Not only do we endeavour to provide luxurious, comfortable accommodation that ensures our guests have an enjoyable stay with us, but provides an insight into the city and building’s remarkable history. At The Exchange Hotel, we want to retell the Grade II listed building’s stories, so you come away from a stay learning a little bit more about the Welsh capital city.
Before Signature Living acquired The Exchange Hotel, this historic property was subject to disrepair, which is why the hotel’s owner, Lawrence Kenwright, was so passionate to restore this amazing venue. After restoring properties in Liverpool, including RMS Titanic’s port of registry 30 James Street, Lawrence turned his attentions to The Coal Exchange, which was in desperate need of restoration.
The Exchange Hotel is, however, so much more than a celebration of times gone by, as the hotel will help to push Cardiff into the future through improved tourism and job creation, as more than 200 full-time, part-time and temporary jobs have been created for the 180,000 sq ft project. We have hired a team of experienced, dedicated architects, builders, electricians, plumbers, painters and more, who will each strive create a magnificent hotel that will surpass expectation. We will also help restore the venue, which will create a landmark that demands to be explored.
We do not want to change the building. In fact, we are working alongside an appointed expert to ensure the property’s original features are preserved, so guests can experience the building as it was designed to be visited.
The hotel, spa and wedding venue will also feature a heritage area, which will be dedicated to The Coal Exchange’s illustrious history, including the First World War memorial in the grand hall. We also hope to introduce a small museum, working alongside community groups, to celebrate the history of the wider Cardiff Bay area.
The first phase of the development has already began, focusing on the front end of the structure, which will feature hotel rooms and a brand new reception area.
The Exchange Hotel is expected to be completed by Spring 2017.
The Coal Exchange
Before the Coal Exchange was constructed on Mount Stuart Square, the land was used as a residential square with a central garden.

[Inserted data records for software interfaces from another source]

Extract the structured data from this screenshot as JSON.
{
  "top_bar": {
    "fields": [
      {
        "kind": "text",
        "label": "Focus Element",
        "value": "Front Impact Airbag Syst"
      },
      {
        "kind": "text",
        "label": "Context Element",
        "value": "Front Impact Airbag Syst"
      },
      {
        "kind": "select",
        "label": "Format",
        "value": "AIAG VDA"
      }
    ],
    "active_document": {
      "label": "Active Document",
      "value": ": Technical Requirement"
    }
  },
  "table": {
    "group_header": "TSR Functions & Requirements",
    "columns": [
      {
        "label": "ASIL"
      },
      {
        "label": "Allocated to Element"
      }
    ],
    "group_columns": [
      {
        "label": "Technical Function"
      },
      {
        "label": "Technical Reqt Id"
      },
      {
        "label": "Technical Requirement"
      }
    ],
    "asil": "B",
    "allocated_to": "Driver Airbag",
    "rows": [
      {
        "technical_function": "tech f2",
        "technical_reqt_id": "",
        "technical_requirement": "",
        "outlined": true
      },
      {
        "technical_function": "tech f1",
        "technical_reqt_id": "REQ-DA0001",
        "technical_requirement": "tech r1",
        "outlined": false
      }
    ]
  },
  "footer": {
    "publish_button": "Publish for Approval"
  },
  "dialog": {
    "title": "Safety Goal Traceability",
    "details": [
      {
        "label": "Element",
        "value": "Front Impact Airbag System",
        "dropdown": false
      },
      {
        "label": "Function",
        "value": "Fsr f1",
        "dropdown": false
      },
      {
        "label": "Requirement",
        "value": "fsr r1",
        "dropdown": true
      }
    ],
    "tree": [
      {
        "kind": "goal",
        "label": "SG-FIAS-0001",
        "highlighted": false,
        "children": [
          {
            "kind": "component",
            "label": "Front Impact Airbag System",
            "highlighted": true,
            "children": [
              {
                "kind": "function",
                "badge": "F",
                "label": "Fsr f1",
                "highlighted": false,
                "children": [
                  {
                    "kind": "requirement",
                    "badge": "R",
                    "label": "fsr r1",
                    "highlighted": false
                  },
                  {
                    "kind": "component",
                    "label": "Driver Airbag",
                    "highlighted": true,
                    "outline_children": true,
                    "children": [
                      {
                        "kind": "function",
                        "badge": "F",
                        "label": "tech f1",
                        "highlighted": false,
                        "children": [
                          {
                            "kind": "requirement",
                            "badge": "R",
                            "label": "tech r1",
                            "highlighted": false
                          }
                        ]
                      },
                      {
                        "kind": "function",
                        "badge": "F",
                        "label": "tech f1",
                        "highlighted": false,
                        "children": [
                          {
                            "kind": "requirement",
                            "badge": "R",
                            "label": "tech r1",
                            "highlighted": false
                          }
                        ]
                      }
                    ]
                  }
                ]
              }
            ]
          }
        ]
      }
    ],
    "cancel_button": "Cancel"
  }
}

As the city began to grow, with Cardiff quickly becoming the biggest coal port in the world, the Coal Exchange was built between 1883 and 1886 by Edwin Seward, within walking distance of the Bute Docks. Its purpose was to offer a headquarters to conduct trade negotiations regarding the coal mines of the South Wales Valleys, as a significant amount of coal was shipped to the Welsh capital city for distribution.
Coal owners, ship owners and their agents would meet daily on the trading hall floor at the Coal Exchange, making agreements in person or via the telephone. The building’s peak time was one o’clock, where up to 200 men would shout and gesticulate in the trading hall, whilst it was believed as many as 10,000 people would pass through the building every day. As Cardiff’s exports began to grow, so did the city’s population, with dockworkers and sailors settling in neighbourhoods close to the docks.
The Coal Exchange undeniably played a central role in industrial Cardiff during the 19th century and, at one point, even determined the price of the world’s coal. A landmark deal was made in The Coal Exchange in 1901, as it has been claimed the world’s first £1 million business deal was made to transport 2,500 tonnes of coal to France.
Before the Restoration